c.1958 AER Prototype
Registration no. XLV 707
Scott enthusiast and agent Albert E Reynolds began offering his own accessories for Scott motorcycles in the 1920s, going on to market modified Scotts under the 'Aero Special' (later 'Reynolds Special') name in the 1930s. Cancellation of Scott's three-cylinder model led to Reynolds developing his own machines. Not un-naturally these were two-stroke twins but of a more modern air-cooled design, the first of which appeared in 1937 featuring a 340cc engine of Reynolds own manufacture. A Villiers-engined 250cc twin had been added to the range by the time production ceased on the outbreak of war in 1939.

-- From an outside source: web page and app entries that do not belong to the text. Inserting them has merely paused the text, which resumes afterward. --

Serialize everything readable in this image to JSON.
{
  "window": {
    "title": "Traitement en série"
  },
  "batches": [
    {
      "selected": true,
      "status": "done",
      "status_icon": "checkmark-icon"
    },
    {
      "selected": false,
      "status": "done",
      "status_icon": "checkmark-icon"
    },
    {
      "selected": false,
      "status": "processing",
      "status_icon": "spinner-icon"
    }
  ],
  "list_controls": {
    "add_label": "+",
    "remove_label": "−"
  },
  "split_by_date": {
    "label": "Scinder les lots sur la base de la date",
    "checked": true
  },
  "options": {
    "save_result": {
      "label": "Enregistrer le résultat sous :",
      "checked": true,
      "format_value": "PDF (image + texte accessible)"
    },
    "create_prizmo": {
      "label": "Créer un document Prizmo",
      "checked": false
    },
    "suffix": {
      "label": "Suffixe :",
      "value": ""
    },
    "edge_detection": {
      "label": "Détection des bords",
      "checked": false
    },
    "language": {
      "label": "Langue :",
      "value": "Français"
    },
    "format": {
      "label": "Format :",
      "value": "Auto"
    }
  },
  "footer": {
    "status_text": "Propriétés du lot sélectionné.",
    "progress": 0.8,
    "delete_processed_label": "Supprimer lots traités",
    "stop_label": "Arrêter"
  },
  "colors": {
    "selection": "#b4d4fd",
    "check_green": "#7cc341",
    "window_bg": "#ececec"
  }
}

After WW2 Reynolds resumed his business as a motorcycle dealer and towards the end of the 1950s made a solitary AER prototype of advanced design: the machine offered here. Looking somewhat like the contemporary Maico-Mobil, the fully enclosed AER featured a welded multi-tubular frame, hub-centre steering and a disc front brake. A Villiers 250cc twin was installed for initial tests. An article published in Motorcycle Sport (March 1965 edition, copy available) states that the prototype was taxed, insured and run for many months before the project was abandoned. Minus engine and gearbox (removed in the 1960s) it was given to the vendor nearly 20 years ago by Albert Reynolds grandson and is offered for restoration. The machine carries a tax disc that expired on 31st December 1958, which is almost certainly when it was last on the road. An exciting project for any enthusiast of the British two-stroke. No reserve.